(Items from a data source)
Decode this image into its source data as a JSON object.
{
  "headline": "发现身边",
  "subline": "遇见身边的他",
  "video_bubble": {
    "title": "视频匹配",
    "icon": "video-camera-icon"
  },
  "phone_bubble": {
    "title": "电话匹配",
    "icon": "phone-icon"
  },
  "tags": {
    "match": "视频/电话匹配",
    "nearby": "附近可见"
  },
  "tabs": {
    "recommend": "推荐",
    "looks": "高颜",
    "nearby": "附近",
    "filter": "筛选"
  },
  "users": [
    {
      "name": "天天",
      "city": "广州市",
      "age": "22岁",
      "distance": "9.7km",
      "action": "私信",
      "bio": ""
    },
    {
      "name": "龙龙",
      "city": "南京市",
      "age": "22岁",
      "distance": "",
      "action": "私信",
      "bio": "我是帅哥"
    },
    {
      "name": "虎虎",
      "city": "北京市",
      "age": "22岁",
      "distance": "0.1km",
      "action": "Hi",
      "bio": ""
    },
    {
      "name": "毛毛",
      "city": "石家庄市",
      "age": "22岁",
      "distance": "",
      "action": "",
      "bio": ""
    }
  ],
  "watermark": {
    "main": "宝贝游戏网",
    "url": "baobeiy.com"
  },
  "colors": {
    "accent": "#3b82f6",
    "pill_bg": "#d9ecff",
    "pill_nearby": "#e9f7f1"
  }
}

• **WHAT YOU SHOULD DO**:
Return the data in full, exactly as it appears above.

• **YOUR SOLUTION**:
Decode this image into its source data as a JSON object.
{
  "headline": "发现身边",
  "subline": "遇见身边的他",
  "video_bubble": {
    "title": "视频匹配",
    "icon": "video-camera-icon"
  },
  "phone_bubble": {
    "title": "电话匹配",
    "icon": "phone-icon"
  },
  "tags": {
    "match": "视频/电话匹配",
    "nearby": "附近可见"
  },
  "tabs": {
    "recommend": "推荐",
    "looks": "高颜",
    "nearby": "附近",
    "filter": "筛选"
  },
  "users": [
    {
      "name": "天天",
      "city": "广州市",
      "age": "22岁",
      "distance": "9.7km",
      "action": "私信",
      "bio": ""
    },
    {
      "name": "龙龙",
      "city": "南京市",
      "age": "22岁",
      "distance": "",
      "action": "私信",
      "bio": "我是帅哥"
    },
    {
      "name": "虎虎",
      "city": "北京市",
      "age": "22岁",
      "distance": "0.1km",
      "action": "Hi",
      "bio": ""
    },
    {
      "name": "毛毛",
      "city": "石家庄市",
      "age": "22岁",
      "distance": "",
      "action": "",
      "bio": ""
    }
  ],
  "watermark": {
    "main": "宝贝游戏网",
    "url": "baobeiy.com"
  },
  "colors": {
    "accent": "#3b82f6",
    "pill_bg": "#d9ecff",
    "pill_nearby": "#e9f7f1"
  }
}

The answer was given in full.